The government must uphold its promise to repeal Section 40 of the Crime and Courts Act as well as ensuring it does not bow to pressure from big tech firms in discussions around how to better regulate social media channels, the Sun’s Editor has said.
In a wide-ranging speech given at a House of Commons event attended by the Society of Editors to mark Journalism Matters Week, Victoria Newton spoke of the power of journalism as a force for good as well as the challenges the industry faces from “unregulated social media channels”, the rise of AI and “insidious creeping privacy laws”.

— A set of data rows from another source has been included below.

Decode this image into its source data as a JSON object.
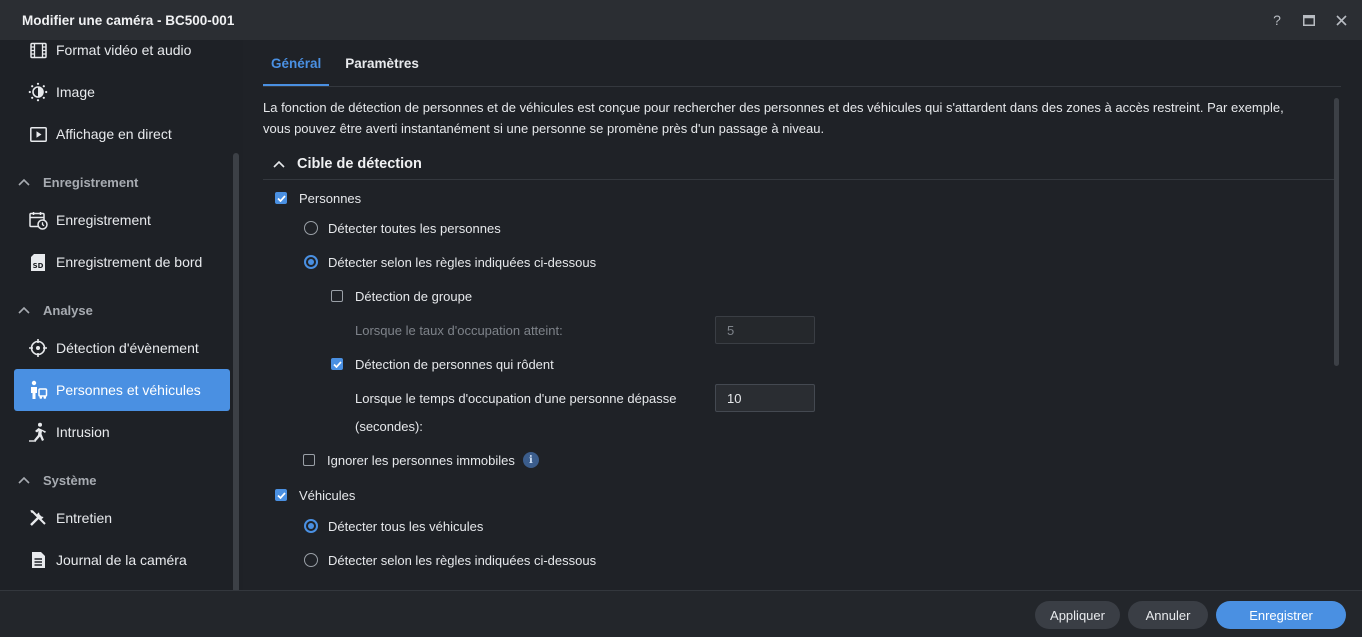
{
  "window": {
    "title": "Modifier une caméra - BC500-001",
    "help_label": "?",
    "maximize_label": "▣",
    "close_label": "✕"
  },
  "sidebar": {
    "items": [
      {
        "label": "Format vidéo et audio",
        "icon": "film-icon"
      },
      {
        "label": "Image",
        "icon": "brightness-icon"
      },
      {
        "label": "Affichage en direct",
        "icon": "play-icon"
      },
      {
        "label": "Enregistrement",
        "icon": "calendar-clock-icon"
      },
      {
        "label": "Enregistrement de bord",
        "icon": "sd-card-icon"
      },
      {
        "label": "Détection d'évènement",
        "icon": "crosshair-icon"
      },
      {
        "label": "Personnes et véhicules",
        "icon": "person-vehicle-icon"
      },
      {
        "label": "Intrusion",
        "icon": "running-person-icon"
      },
      {
        "label": "Entretien",
        "icon": "tools-icon"
      },
      {
        "label": "Journal de la caméra",
        "icon": "log-icon"
      }
    ],
    "groups": [
      "Enregistrement",
      "Analyse",
      "Système"
    ],
    "active_item": "Personnes et véhicules"
  },
  "tabs": [
    {
      "label": "Général",
      "active": true
    },
    {
      "label": "Paramètres",
      "active": false
    }
  ],
  "content": {
    "description": "La fonction de détection de personnes et de véhicules est conçue pour rechercher des personnes et des véhicules qui s'attardent dans des zones à accès restreint. Par exemple, vous pouvez être averti instantanément si une personne se promène près d'un passage à niveau.",
    "section_title": "Cible de détection",
    "persons": {
      "label": "Personnes",
      "checked": true,
      "option_all": "Détecter toutes les personnes",
      "option_rules": "Détecter selon les règles indiquées ci-dessous",
      "group_detection": "Détection de groupe",
      "group_threshold_label": "Lorsque le taux d'occupation atteint:",
      "group_threshold_value": "5",
      "loitering_detection": "Détection de personnes qui rôdent",
      "loitering_time_label_line1": "Lorsque le temps d'occupation d'une personne dépasse",
      "loitering_time_label_line2": "(secondes):",
      "loitering_time_value": "10",
      "ignore_stationary": "Ignorer les personnes immobiles",
      "info_glyph": "i"
    },
    "vehicles": {
      "label": "Véhicules",
      "checked": true,
      "option_all": "Détecter tous les véhicules",
      "option_rules": "Détecter selon les règles indiquées ci-dessous"
    }
  },
  "footer": {
    "apply_label": "Appliquer",
    "cancel_label": "Annuler",
    "save_label": "Enregistrer"
  },
  "colors": {
    "accent": "#4a90e2",
    "background": "#1e2126",
    "titlebar": "#2b2e33"
  }
}
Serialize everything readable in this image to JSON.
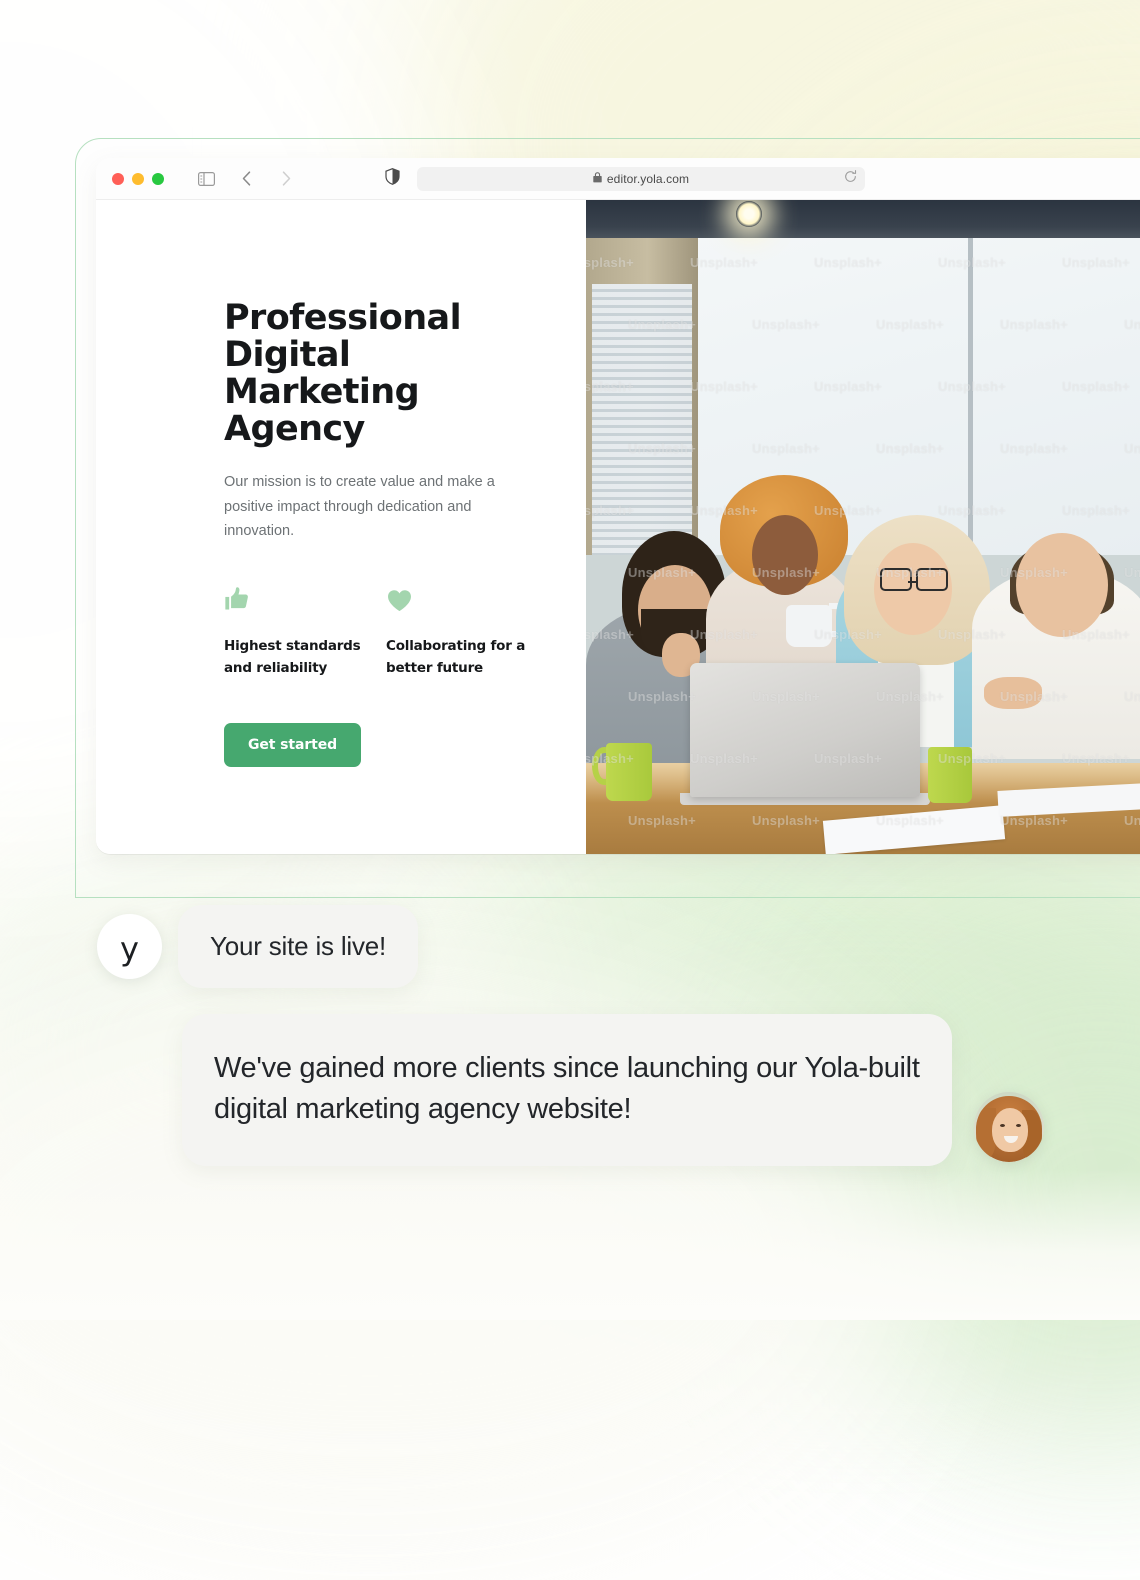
{
  "browser": {
    "traffic_lights": [
      {
        "name": "close",
        "color": "#ff5f57"
      },
      {
        "name": "minimize",
        "color": "#febc2e"
      },
      {
        "name": "maximize",
        "color": "#28c840"
      }
    ],
    "sidebar_icon": "sidebar-toggle-icon",
    "back_icon": "back-chevron-icon",
    "forward_icon": "forward-chevron-icon",
    "shield_icon": "privacy-shield-icon",
    "lock_icon": "lock-icon",
    "reload_icon": "reload-icon",
    "url": "editor.yola.com"
  },
  "site": {
    "hero_title": "Professional Digital Marketing Agency",
    "hero_subtitle": "Our mission is to create value and make a positive impact through dedication and innovation.",
    "features": [
      {
        "icon": "thumbs-up-icon",
        "label": "Highest standards and reliability"
      },
      {
        "icon": "heart-icon",
        "label": "Collaborating for a better future"
      }
    ],
    "cta_label": "Get started",
    "photo_watermark": "Unsplash+",
    "accent_green": "#46a86f",
    "feature_icon_green": "#a3d5ae"
  },
  "chat": {
    "brand_initial": "y",
    "messages": [
      {
        "sender": "yola",
        "text": "Your site is live!"
      },
      {
        "sender": "user",
        "text": "We've gained more clients since launching our Yola-built digital marketing agency website!"
      }
    ],
    "user_avatar": "user-avatar-photo"
  }
}
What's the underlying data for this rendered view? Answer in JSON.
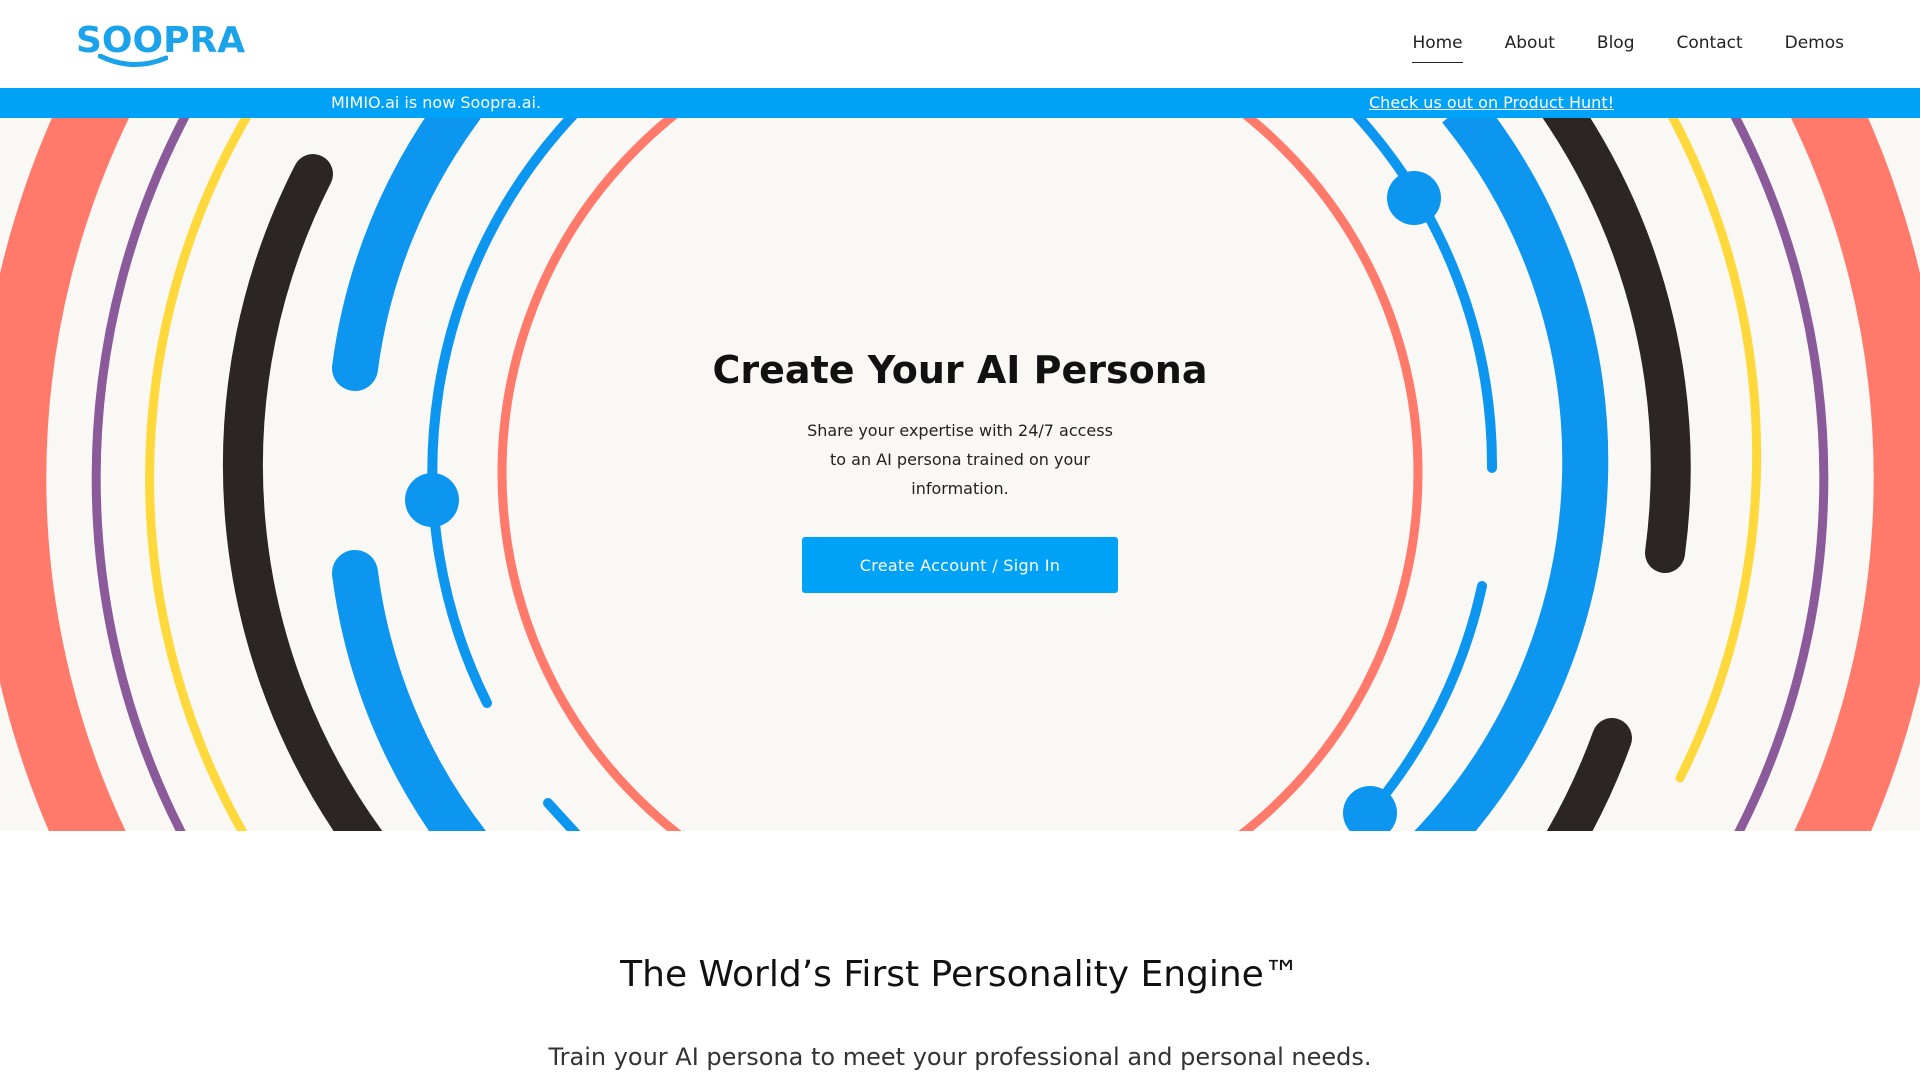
{
  "header": {
    "logo_text": "SOOPRA",
    "nav": [
      {
        "label": "Home",
        "active": true
      },
      {
        "label": "About"
      },
      {
        "label": "Blog"
      },
      {
        "label": "Contact"
      },
      {
        "label": "Demos"
      }
    ]
  },
  "banner": {
    "left_text": "MIMIO.ai is now Soopra.ai.",
    "right_link": "Check us out on Product Hunt!"
  },
  "hero": {
    "title": "Create Your AI Persona",
    "subtitle": "Share your expertise with 24/7 access to an AI persona trained on your information.",
    "cta_label": "Create Account / Sign In"
  },
  "section": {
    "title": "The World’s First Personality Engine™",
    "subtitle": "Train your AI persona to meet your professional and personal needs."
  },
  "colors": {
    "brand_blue": "#00a2f7",
    "logo_blue": "#1aa3ea",
    "coral": "#ff7a6b",
    "purple": "#8b5a9b",
    "yellow": "#ffd93b",
    "black": "#2b2624",
    "hero_bg": "#faf8f5"
  }
}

Referencing a government summit taking place at Bletchley Park this week to discuss the opportunities and challenges faced by Artificial Intelligence, she said: “The expansion of AI creates both threats and opportunities for every company, but also front-line journalism.
“Innovation in the industry is vital – it’s how we’ll all grow our audiences and future proof our newsrooms in a challenging market. Large Language Models currently derive content from news publishers, taking all the benefits from sharing trusted regulated journalism, without any payment or crucially, our permission.”
She added: “We welcome Culture Secretary Lucy Frazer’s promise of support for our press as the use of AI develops. Original journalism everywhere should be protected, as should the publishers that spend and invest in journalism.”
Looking at challenges and threats to the industry, Newton welcomed government action to tackle the threat of Strategic Lawsuits Against Public Participation (SLAPPs) and called on ministers to fulfil promises to repeal the widely-criticised Section 40 of the Crime and Courts Act.
She said: “Ministers must uphold their commitment to repealing Section 40 of the Crime and Courts Act 2013 – a commitment made in the Conservative manifestos in 2017 and 2019. If S40 was ever enacted, it would have a truly chilling impact on journalism, and the work of smaller publications and local newspapers in particular.”
In relation to digital platforms, Newton urged the government to hold firm to its attempts to level the playing field between platforms and publishers.
She added: “It’s also important that the Government holds to its position on the introduction of the Digital Markets Unit. We are told that, after intensive lobbying from the big tech firms, Ministers may allow them to launch expensive and time-consuming appeals against the decisions of the new body.
“This risks seriously undermining the impact of DMU, which is being given legal powers by the Digital Markets Bill. Ministers must stick to the existing plans to allow only quick but robust – and relatively cheap – challenges to DMU rulings.”
The full speech can be read here.